Myanmar has been producing lacquerware for over four century’s. Bagan became the industry’s hub in the 20th century, and in the 1920’s the British founded a lacquerware school in the city to foster the craft.
The lacquerware shop we visited had items for sale on the lower level. The second floor had about 15 people working on various pieces that would eventually end up for sale downstairs.
The first 2 photos below are panoramas of the 2nd floor. Workers can be seen engaged in various stages of lacquerware production.

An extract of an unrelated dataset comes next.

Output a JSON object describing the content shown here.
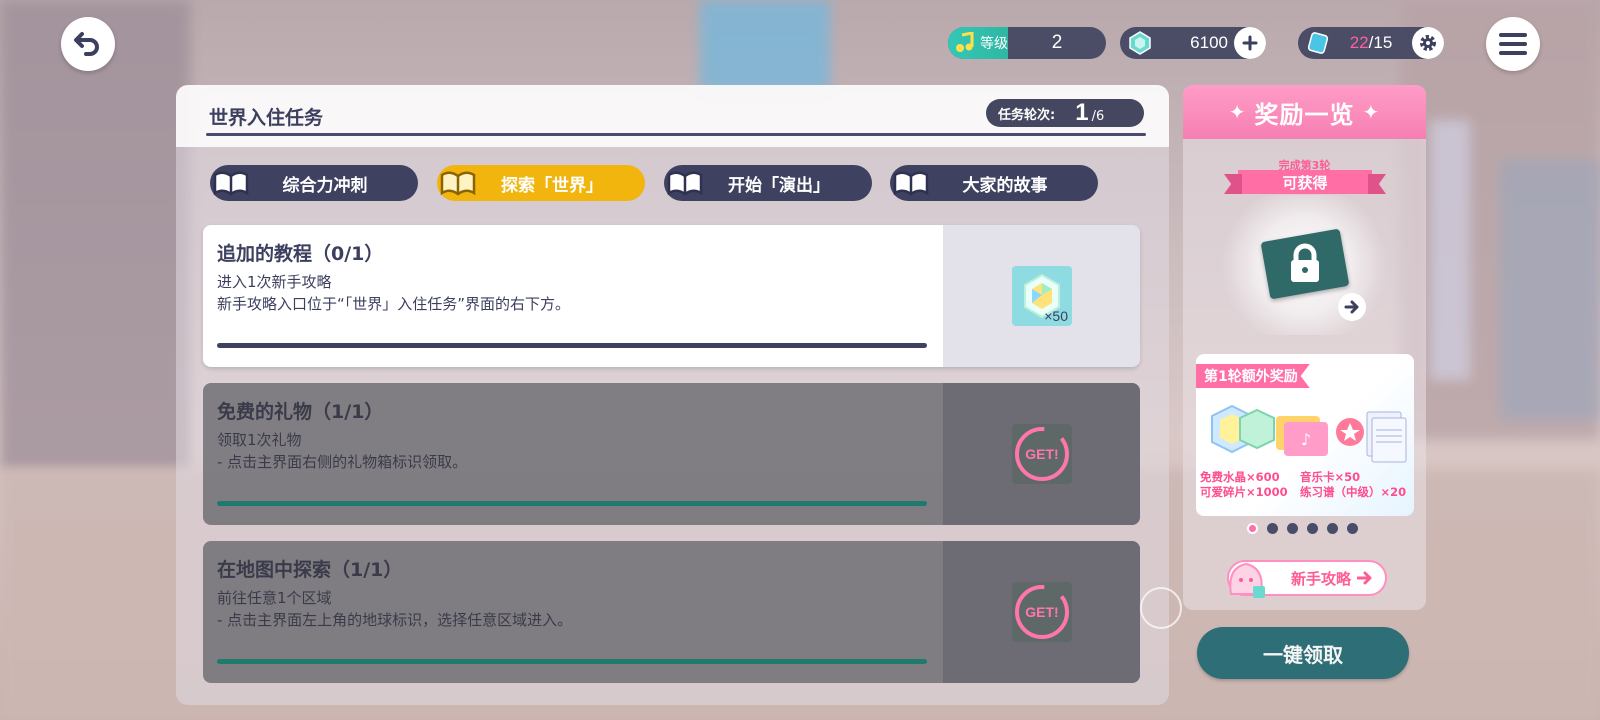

The process of making lacquerware includes weaving of bamboo (like in the photo below), molding and drying of lacquer putty, engraving, and polishing. A small bowl can take a few months to complete while a large object with elaborate designs can take up to a year to finish.
Lacquerware goes up in price based on the finer the detail and the more colors and layers of lacquer applied to the piece (15 coats is the norm for a quality item).
Erich did some serious negotiating for the goods I wanted. He was so proud of himself that he had me take a picture of him and the salesgirl.
Next up: Balloons over Bagan.